“The Navy, however, still had control of that warplane and didn’t want anyone but Navy personnel flying it. So, even though it was definitely flyable, it was just put on display at The Museum of Flight,” he said. Today, on loan from the Navy, the plane Lane and his crew restored rests in the museum’s Great Gallery, recognized as one of the most authentically restored aircraft ever exhibited there.
Another Corsair restoration, an FG-1D, was completed in 2003 for pilot-owner Gary Kohs, owner of Fine Art Models of Royal Oak, Mich., a company known for its exceedingly accurate museum quality models of ships, trains, automobiles and fighter planes. The plane came from the collection of David Tallichet in Chino, Calif., who founded Yesterday’s Air Force in the 1970s, then changed the name to the Military Aircraft Restoration Corp. Today, it’s a private company known for dozens of recoveries of derelict warbirds and occasional restorations. Kohs’ Corsair once flew in the 1970s television series “Baa Baa Black Sheep,” loosely based on the war stories of “Pappy” Boyington, a U.S. Marine Corps pilot with 22 combat victories and leader of a squadron of Corsairs stationed in the Pacific during the war.
The 13-year project took 17,000 hours of work but the finished, “as delivered by Goodyear” quality of Kohs’ Corsair restoration won a World War II Grand Champion award at EAA AirVenture Oshkosh that same year. Of the 12,654 Corsairs built between 1943 and 1952—originally by Chance Vought and later by Brewster and Goodyear—records show that Goodyear produced 4,017 of the distinctively designed planes.
John Lane’s exquisite work on the Corsair also earned a second Golden Wrench award for Airpower Unlimited for his crew’s superb work. His team of artisans completely stripped and disassembled the Corsair, rebuilding it with original parts whenever possible and following original Goodyear factory assembly plans. When necessary, Airpower Unlimited reconstructed new parts. The first EAA Golden Wrench honor for the company was presented in 1996 for their restoration of a Navy TBM torpedo bomber.
It takes years, even decades, to build a solid reputation in the realm of warbird restoration work. John Lane Jr. has done just that, from Arizona to Idaho, from Corsairs to Mustangs.
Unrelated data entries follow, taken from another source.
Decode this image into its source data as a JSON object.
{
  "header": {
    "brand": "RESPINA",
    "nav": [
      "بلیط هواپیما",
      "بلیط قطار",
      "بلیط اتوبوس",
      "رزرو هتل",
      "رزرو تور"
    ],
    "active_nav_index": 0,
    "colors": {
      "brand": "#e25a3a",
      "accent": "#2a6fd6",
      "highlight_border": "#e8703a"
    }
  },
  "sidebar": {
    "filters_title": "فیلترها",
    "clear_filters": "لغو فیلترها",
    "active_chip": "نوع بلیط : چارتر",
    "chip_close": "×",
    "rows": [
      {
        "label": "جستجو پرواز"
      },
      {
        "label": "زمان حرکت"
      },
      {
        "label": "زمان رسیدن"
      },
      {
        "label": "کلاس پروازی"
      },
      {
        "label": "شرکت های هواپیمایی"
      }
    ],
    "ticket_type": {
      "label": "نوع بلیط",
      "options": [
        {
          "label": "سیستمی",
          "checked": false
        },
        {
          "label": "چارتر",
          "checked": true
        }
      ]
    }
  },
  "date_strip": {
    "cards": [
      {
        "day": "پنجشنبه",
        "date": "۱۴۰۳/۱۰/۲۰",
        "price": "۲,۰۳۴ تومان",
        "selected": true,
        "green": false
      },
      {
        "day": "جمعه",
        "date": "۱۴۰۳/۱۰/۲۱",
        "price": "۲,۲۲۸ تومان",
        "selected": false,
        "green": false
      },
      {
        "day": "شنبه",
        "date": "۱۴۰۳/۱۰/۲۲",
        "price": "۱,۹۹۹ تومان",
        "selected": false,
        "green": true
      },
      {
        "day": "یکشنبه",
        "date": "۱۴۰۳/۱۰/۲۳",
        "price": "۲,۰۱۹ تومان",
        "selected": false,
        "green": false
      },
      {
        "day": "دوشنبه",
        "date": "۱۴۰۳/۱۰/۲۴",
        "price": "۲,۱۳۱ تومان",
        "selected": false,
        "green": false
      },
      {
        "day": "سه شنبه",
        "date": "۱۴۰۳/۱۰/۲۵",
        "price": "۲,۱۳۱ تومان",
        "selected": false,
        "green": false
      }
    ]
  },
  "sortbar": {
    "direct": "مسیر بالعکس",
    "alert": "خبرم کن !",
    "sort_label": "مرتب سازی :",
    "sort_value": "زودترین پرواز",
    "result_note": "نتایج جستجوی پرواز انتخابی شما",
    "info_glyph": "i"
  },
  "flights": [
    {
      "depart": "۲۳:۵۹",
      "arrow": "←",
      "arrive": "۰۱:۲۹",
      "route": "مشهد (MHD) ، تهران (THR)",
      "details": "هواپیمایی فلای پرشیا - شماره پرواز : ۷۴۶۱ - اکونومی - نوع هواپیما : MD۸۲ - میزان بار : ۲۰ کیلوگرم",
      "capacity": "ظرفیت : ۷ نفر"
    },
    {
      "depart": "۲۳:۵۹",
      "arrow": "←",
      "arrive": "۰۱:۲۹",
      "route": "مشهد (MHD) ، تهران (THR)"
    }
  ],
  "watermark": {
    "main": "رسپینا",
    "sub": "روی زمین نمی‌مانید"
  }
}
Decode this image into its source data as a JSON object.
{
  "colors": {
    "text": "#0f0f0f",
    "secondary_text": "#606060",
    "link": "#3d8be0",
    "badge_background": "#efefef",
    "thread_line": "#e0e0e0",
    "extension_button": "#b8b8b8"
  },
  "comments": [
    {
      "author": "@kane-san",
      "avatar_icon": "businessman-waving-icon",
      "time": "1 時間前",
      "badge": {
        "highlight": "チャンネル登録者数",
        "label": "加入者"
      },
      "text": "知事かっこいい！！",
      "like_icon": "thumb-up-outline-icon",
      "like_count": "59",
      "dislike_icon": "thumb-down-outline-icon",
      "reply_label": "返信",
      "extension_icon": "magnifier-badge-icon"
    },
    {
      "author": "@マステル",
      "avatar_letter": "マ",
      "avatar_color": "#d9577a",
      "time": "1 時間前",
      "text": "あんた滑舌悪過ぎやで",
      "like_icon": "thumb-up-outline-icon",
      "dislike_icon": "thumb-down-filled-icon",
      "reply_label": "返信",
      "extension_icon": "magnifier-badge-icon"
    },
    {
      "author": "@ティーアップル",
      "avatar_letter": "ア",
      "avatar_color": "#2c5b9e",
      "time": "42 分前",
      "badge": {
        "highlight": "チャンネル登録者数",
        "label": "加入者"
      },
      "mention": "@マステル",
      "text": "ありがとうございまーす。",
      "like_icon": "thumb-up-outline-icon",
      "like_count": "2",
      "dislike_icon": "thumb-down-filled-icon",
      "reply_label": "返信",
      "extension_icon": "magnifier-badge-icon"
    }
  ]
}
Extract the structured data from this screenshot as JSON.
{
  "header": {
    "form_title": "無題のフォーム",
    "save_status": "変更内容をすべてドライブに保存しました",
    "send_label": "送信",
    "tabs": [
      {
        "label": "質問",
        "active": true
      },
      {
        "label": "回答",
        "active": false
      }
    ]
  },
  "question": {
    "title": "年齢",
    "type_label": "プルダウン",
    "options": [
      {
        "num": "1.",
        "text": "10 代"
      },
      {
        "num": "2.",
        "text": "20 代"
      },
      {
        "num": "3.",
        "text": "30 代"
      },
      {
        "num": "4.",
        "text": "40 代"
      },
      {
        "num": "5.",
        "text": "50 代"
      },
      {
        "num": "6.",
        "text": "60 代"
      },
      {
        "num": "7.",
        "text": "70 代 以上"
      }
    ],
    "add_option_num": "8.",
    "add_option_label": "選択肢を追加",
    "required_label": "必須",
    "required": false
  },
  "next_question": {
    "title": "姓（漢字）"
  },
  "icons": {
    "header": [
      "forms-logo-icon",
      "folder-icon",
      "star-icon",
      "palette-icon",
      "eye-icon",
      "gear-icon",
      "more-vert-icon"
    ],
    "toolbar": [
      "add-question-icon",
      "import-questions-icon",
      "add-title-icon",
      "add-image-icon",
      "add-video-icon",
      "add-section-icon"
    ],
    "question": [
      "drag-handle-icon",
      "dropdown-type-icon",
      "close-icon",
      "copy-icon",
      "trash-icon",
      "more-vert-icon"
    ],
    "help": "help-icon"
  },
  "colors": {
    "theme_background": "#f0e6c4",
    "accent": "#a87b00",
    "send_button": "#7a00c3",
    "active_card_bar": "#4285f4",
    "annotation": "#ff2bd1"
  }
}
As a pilot and a craftsman with exacting standards, Lane has proven he’s a man with a passion for preserving and honoring warbirds and their pilots of more than 60 years ago—including, of course, his father.
For more information, visit [http://www.airpowerunlimited.com]. You can contact John Lane Jr. at 208-324-3650 or by email at firstname.lastname@example.org.